The U.S. hotel construction pipeline will continue climbing in 2019, reports Lodging Econometrics.

THE U.S. HOTEL construction pipeline increased by 7 percent in the third quarter of this year, when compared to the same quarter a year ago, reported Lodging Econometrics.

The company also noted in its November news release that developers are rushing to get shovels in the ground before the end of the year to mitigate rising costs.

“The total pipeline has been growing modestly over the past two years and is expected to continue its ascent at least into the first quarter of 2019,” reports Lodging Econometrics.

The 3Q18 pipeline stands at 5,376 projects or 650,600 rooms, an increase of 365 hotels and 41,800 rooms over 3Q17 when projects totaled 5,011 projects or 608,800 rooms.

It notes the pipeline is “still distant from the all-time high” reached in the second quarter of 2008 when analysts charted nearly 5,900 projects [or] 785,500 rooms.

The U.S. lodging industry is “not expected to reach those records again this cycle,” said Lodging Econometrics.

Hotels scheduled to start construction in the next 12 months – 2,100 projects or 253,000 rooms, are near even year over year. Hotels under construction number 1,638 projects with a total of 213,400 rooms, a modest YOY increase.

Supporting the analysis is a recent report by Construction Dive on Dodge Data & Analytics’ prediction that overall construction starts in the U.S. in 2019 will increase by a slight 0.15 percent to $808 billion.
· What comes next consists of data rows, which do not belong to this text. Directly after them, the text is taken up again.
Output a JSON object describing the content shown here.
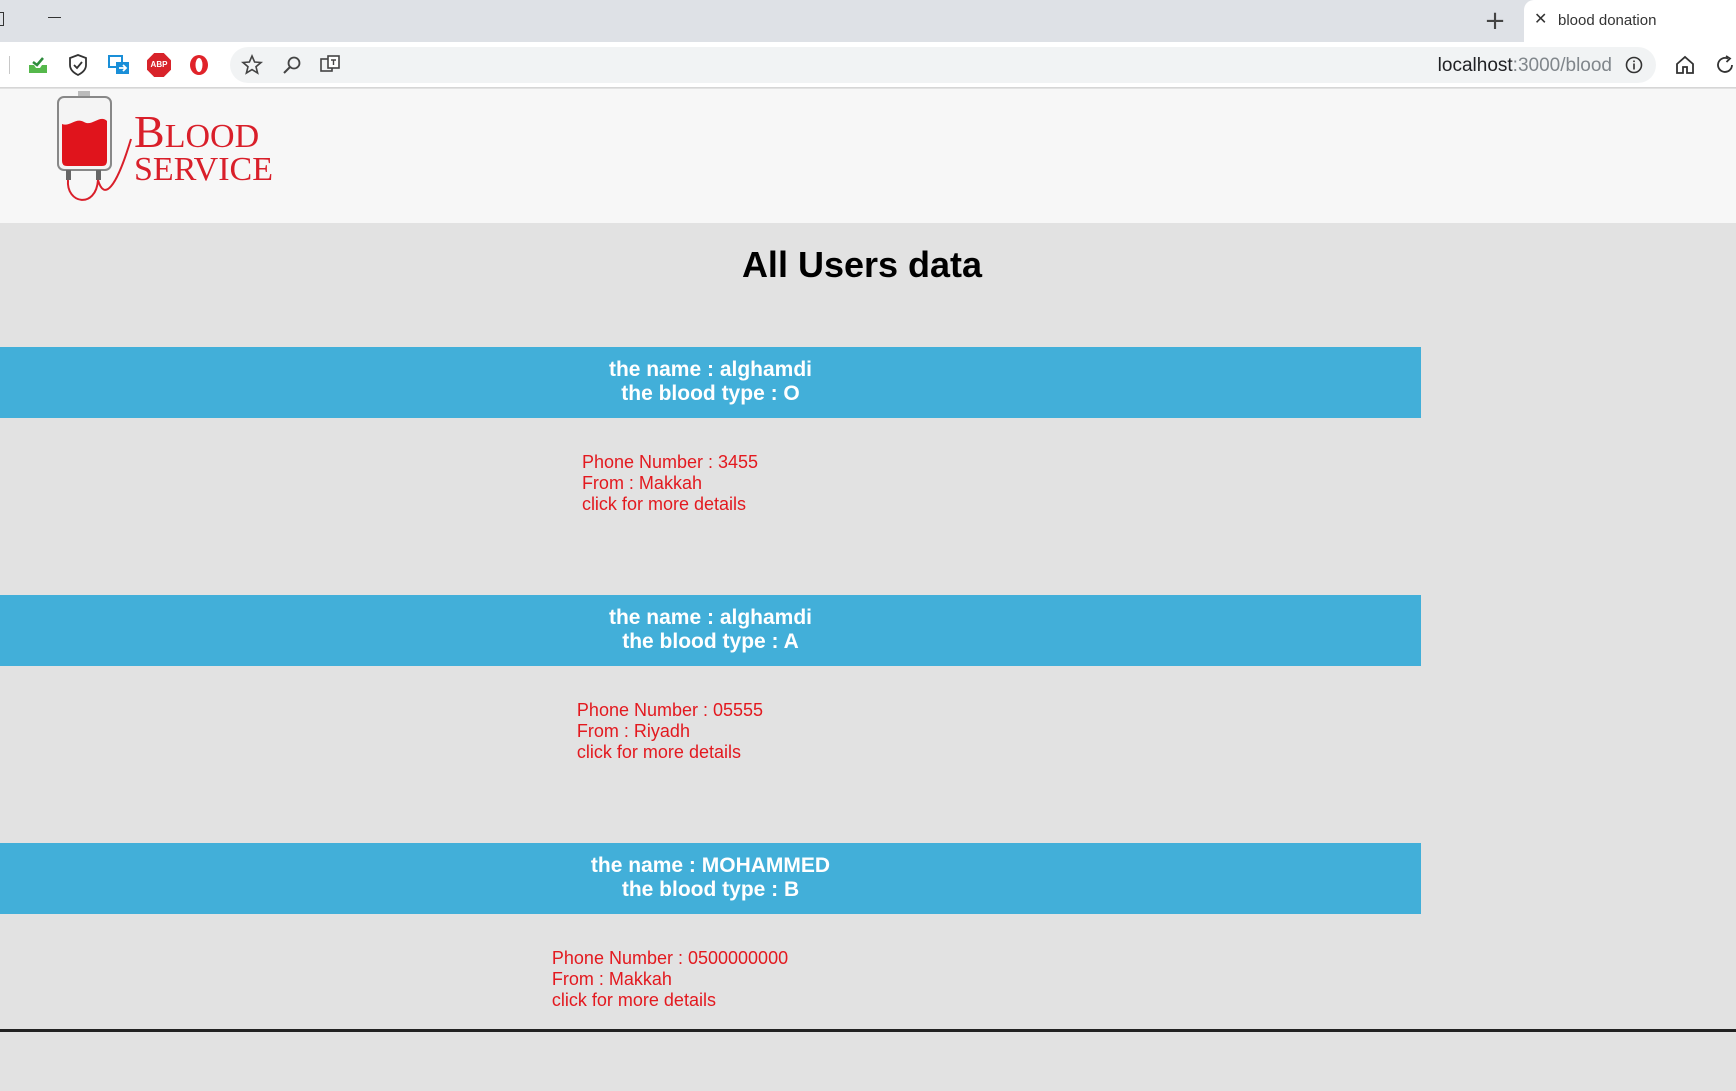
{
  "browser": {
    "tab_title": "blood donation",
    "tab_close_icon": "close-icon",
    "new_tab_icon": "plus-icon",
    "url_host": "localhost",
    "url_rest": ":3000/blood",
    "extensions": [
      "inbox-check-icon",
      "shield-check-icon",
      "screenshot-icon",
      "adblock-icon",
      "opera-icon"
    ],
    "abp_label": "ABP"
  },
  "header": {
    "logo_line1_cap": "B",
    "logo_line1_rest": "LOOD",
    "logo_line2_cap": "S",
    "logo_line2_rest": "ERVICE",
    "brand_color": "#d91f2a"
  },
  "page": {
    "title": "All Users data",
    "header_bar_color": "#42afd9",
    "detail_text_color": "#e3191f"
  },
  "users": [
    {
      "name_line": "the name : alghamdi",
      "blood_line": "the blood type : O",
      "phone_line": "Phone Number : 3455",
      "from_line": "From : Makkah",
      "link_text": "click for more details"
    },
    {
      "name_line": "the name : alghamdi",
      "blood_line": "the blood type : A",
      "phone_line": "Phone Number : 05555",
      "from_line": "From : Riyadh",
      "link_text": "click for more details"
    },
    {
      "name_line": "the name : MOHAMMED",
      "blood_line": "the blood type : B",
      "phone_line": "Phone Number : 0500000000",
      "from_line": "From : Makkah",
      "link_text": "click for more details"
    }
  ]
}
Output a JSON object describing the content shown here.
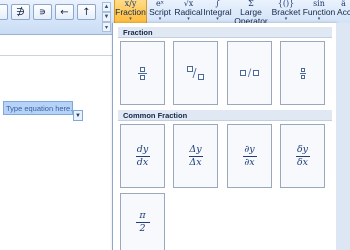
{
  "ribbon": {
    "symbols": [
      "∌",
      "∍",
      "←",
      "↑"
    ],
    "structures": [
      {
        "label": "Fraction",
        "icon": "x/y",
        "active": true
      },
      {
        "label": "Script",
        "icon": "eˣ"
      },
      {
        "label": "Radical",
        "icon": "√x"
      },
      {
        "label": "Integral",
        "icon": "∫"
      },
      {
        "label": "Large",
        "label2": "Operator",
        "icon": "Σ"
      },
      {
        "label": "Bracket",
        "icon": "{()}"
      },
      {
        "label": "Function",
        "icon": "sin"
      },
      {
        "label": "Acc",
        "icon": "ä"
      }
    ]
  },
  "document": {
    "equation_placeholder": "Type equation here."
  },
  "gallery": {
    "sections": [
      {
        "title": "Fraction"
      },
      {
        "title": "Common Fraction"
      }
    ],
    "common_fractions": [
      {
        "num": "dy",
        "den": "dx"
      },
      {
        "num": "Δy",
        "den": "Δx"
      },
      {
        "num": "∂y",
        "den": "∂x"
      },
      {
        "num": "δy",
        "den": "δx"
      },
      {
        "num": "π",
        "den": "2"
      }
    ],
    "skewed_slash": "/",
    "linear_slash": "/"
  },
  "colors": {
    "accent_active": "#ffc24a",
    "equation_box": "#b6d3f7",
    "ribbon_bg": "#d7e6f9"
  }
}
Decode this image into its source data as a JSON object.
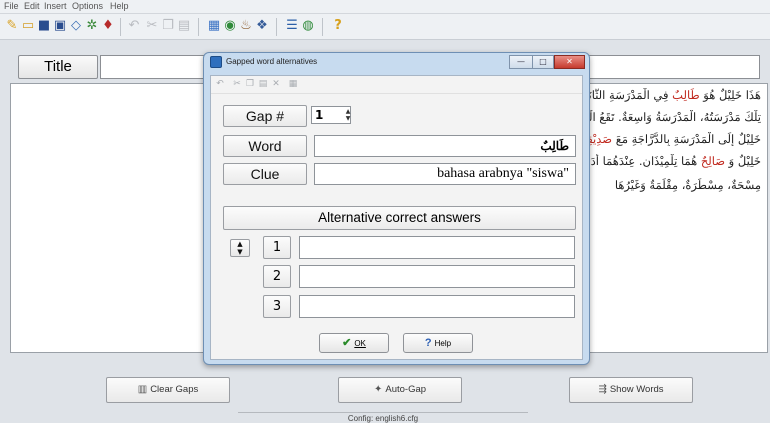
{
  "menubar": {
    "items": [
      "File",
      "Edit",
      "Insert",
      "Options",
      "Help"
    ]
  },
  "main": {
    "title_button_label": "Title",
    "title_value": "",
    "text_lines": [
      "هَذَا خَلِيْلٌ هُوَ طَالِبٌ فِي الْمَدْرَسَةِ الثَّانَوِيَّةِ. ذَهَبَ إِلَى الْمَدْرَسَةِ كُلَّ يَوْمٍ مُبَكِّرًا. أُنْظُرْ!",
      "تِلْكَ مَدْرَسَتُهُ، الْمَدْرَسَةُ وَاسِعَةٌ. تَقَعُ الْمَدْرَسَةُ فِي الْمَدِيْنَةِ. وَبَيْتُهُ قَرِيْبٌ مِنَ الْمَدْرَسَةِ. يَذْهَبُ",
      "خَلِيْلٌ إِلَى الْمَدْرَسَةِ بِالدَّرَّاجَةِ مَعَ صَدِيْقِهِ فِي الْفَصْلِ",
      "خَلِيْلٌ وَ صَالِحٌ هُمَا تِلْمِيْذَانِ. عِنْدَهُمَا أَدَوَاتٌ مَدْرَسِيَّةٌ مِثْلُ: كِتَابُ الدَّرْسِ، كُرَّاسَةٌ، قَلَمٌ، خَرِيْطَةٌ،",
      "مِسْحَةٌ، مِسْطَرَةٌ، مِقْلَمَةٌ وَغَيْرُهَا"
    ],
    "gap_words": [
      "طَالِبٌ",
      "صَدِيْقِهِ",
      "صَالِحٌ"
    ]
  },
  "bottom": {
    "clear_gaps_label": "Clear Gaps",
    "auto_gap_label": "Auto-Gap",
    "show_words_label": "Show Words",
    "status_text": "Config: english6.cfg"
  },
  "dialog": {
    "title": "Gapped word alternatives",
    "gap_label": "Gap #",
    "gap_value": "1",
    "word_label": "Word",
    "word_value": "طَالِبٌ",
    "clue_label": "Clue",
    "clue_value": "\"bahasa arabnya \"siswa",
    "alt_header": "Alternative correct answers",
    "alt_rows": [
      {
        "num": "1",
        "value": ""
      },
      {
        "num": "2",
        "value": ""
      },
      {
        "num": "3",
        "value": ""
      }
    ],
    "ok_label": "OK",
    "help_label": "Help"
  },
  "colors": {
    "gap_word": "#c0281e",
    "dialog_frame": "#c7dbef",
    "close_button": "#c53a2e"
  }
}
Lodging Econometrics noted activity that indicates a rush to market by developers anxious to get ahead of rising interest rates and other trends that threaten to slow the pace of construction.

Hotel developments in the early-planning stage – 1,600 projects or 84,000 – show a year-over-year 31 percent increase in projects and a 23 percent increase in rooms.

“Big jumps are typical for the back-end of a hotel real estate cycle when developers rush to move projects from the drawing board to the pipeline before further interest rate hikes, the rising cost of building materials and the continued struggle to secure skilled labor take effect,” reported Lodging Econometrics.

The company also reports the hotel renovation and conversion pipeline also is signaling significant levels of activity. The 1,770 hotels (274,400 rooms) “is the largest count that LE has ever recorded,” said the company. “These numbers show a remarkable 30 percent increase by projects and 27 percent increase by rooms, YOY.

“The surge in announced renovation and conversion counts can also be seen quarter-over-quarter with a 25 percent increase in both projects and rooms since the second quarter of 2018.”